Myofascial Release

Myofascial release is a word used to describe manual soft tissue release techniques (‘hands-on’ work). This includes deep tissue massage, deep and superficial connective tissue (fascial) release techniques and trigger point treatment.

If there is a soft tissue restriction at an area which is causing a compensatory increase of movement at another area, it is helpful to work on releasing the restrictions in one area while improving the control of the adjacent area.

Joint Mobilisations

Joint mobilisation techniques go hand in hand with myofascial release techniques. Joints are soft tissue connections between bones and can become stiff or sore.

Hand work techniques can help to reduce the pain experience as well as, in combination with specific exercises, regain the natural joint glide and restore function.

Motor Control Retraining

Motor control retraining describes an approach to treatment which assesses your habitual movement patterns and, if these patterns are a contributor to a recurrent problem, prescribe specific control exercises designed to target and correct these patterns to improve stability and control of an area.

Dry Needling

Dry needling is a very successful medical treatment which uses thin needles to restore normal function in a muscle affected by myofascial trigger points. Myofascial trigger points are restricted, sensitised points within a muscle characterised by reduced blood flow and contracted muscle fibres.

Dry needling of these points can restore apparent loss of strength or length of a muscle, reduce pain and improve blood flow to an area. These points are common within us all but when directly related to the problem you are experiencing, de-activating these points and restoring normal function can be very helpful in the rehabilitation process.

Taping (Strapping)

There are various taping options available to unload and support an area during the healing process, or to provide proprioceptive feedback to an underactive muscle while the body relearns how to recruit that muscle.


There are many electrotherapy options available that can be helpful.

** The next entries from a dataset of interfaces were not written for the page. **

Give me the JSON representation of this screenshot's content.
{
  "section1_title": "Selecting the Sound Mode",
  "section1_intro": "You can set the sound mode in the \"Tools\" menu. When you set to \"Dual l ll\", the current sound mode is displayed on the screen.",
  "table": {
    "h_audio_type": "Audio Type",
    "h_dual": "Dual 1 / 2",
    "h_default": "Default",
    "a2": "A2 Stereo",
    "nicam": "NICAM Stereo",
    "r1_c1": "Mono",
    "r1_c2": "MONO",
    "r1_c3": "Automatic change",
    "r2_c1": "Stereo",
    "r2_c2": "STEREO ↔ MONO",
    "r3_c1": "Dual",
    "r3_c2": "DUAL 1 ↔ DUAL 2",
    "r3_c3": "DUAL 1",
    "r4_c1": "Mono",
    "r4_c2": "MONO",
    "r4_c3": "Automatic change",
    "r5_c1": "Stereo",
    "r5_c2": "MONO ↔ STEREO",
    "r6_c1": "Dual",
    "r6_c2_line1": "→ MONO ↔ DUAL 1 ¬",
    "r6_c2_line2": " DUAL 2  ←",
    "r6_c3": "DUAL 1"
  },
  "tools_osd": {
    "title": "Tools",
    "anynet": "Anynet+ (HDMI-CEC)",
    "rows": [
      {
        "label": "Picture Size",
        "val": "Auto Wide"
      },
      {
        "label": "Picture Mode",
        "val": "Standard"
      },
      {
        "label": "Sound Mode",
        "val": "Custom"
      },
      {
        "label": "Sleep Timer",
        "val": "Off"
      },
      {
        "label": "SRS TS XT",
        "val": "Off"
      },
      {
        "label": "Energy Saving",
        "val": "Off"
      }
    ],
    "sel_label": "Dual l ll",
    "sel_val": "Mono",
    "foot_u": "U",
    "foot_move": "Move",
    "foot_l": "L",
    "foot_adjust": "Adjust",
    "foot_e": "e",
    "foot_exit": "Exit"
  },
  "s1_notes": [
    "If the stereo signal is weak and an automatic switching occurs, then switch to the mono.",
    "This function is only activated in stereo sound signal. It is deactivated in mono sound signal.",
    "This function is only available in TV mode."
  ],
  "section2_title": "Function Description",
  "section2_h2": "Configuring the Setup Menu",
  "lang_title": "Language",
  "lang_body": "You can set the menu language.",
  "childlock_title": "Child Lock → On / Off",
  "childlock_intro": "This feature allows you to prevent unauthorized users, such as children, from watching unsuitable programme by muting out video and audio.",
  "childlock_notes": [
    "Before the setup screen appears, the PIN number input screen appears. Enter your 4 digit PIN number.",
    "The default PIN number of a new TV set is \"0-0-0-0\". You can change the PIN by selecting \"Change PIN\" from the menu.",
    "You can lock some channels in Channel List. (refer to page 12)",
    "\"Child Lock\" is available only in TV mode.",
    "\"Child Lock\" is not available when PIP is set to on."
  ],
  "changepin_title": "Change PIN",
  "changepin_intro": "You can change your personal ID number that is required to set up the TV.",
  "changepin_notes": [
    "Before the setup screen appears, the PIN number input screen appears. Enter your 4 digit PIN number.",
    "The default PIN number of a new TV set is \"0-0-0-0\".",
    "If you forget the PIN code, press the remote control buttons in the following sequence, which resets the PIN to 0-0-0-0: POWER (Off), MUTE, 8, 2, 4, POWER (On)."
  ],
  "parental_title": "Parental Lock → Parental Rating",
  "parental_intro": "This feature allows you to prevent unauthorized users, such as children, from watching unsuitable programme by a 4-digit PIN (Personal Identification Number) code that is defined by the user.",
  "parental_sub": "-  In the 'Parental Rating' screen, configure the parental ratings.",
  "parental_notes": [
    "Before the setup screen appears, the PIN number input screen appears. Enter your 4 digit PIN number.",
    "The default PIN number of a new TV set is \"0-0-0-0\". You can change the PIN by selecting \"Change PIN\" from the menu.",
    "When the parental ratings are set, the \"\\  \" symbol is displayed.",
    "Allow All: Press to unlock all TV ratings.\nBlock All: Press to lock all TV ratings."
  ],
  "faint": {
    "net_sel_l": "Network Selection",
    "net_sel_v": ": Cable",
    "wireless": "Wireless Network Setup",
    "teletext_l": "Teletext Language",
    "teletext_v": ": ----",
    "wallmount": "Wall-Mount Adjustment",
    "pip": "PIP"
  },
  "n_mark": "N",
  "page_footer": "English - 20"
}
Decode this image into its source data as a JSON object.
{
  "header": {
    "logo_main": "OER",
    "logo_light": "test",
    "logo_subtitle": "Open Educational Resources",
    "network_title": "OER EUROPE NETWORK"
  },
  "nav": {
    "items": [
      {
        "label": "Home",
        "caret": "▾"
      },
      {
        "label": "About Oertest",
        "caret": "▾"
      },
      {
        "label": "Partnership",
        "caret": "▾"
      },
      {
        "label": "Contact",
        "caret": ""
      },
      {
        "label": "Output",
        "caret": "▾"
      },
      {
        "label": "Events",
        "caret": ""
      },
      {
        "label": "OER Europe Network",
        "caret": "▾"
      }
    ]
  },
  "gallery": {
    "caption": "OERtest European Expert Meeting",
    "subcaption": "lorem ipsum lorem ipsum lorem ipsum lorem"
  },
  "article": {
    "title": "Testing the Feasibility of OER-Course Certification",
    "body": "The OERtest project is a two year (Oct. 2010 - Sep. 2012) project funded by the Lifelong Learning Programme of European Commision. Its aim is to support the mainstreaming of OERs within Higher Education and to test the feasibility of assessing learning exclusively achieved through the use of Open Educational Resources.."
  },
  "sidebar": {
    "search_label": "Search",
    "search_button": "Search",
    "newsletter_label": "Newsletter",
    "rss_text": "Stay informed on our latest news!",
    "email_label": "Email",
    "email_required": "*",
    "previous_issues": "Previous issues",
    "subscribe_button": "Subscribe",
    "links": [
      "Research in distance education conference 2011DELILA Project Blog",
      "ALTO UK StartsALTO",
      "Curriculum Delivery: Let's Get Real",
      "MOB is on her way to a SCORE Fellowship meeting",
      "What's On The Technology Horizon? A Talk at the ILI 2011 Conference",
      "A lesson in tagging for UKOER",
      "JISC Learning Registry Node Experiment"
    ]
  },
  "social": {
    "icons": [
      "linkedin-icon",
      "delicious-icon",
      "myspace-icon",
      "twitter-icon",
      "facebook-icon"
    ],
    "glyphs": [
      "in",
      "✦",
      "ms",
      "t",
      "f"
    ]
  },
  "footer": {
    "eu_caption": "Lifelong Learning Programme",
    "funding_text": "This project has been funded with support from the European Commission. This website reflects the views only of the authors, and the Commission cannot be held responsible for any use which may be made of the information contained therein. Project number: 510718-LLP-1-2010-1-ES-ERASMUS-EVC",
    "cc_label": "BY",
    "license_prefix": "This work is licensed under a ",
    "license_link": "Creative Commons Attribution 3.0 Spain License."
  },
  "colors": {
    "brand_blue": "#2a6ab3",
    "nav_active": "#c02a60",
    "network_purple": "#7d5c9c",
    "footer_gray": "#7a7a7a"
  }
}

The ones I have available to me are ultrasound (sound waves to facilitate fluid movement and blood flow in an area), laser (light waves to facilitate the local healing response by increasing the local energy), and TENS (a very useful tool that facilitates a release of the body’s own opioids which can decrease the pain experience temporarily, allowing you to work on the movement required for you to effect a more permanent change.)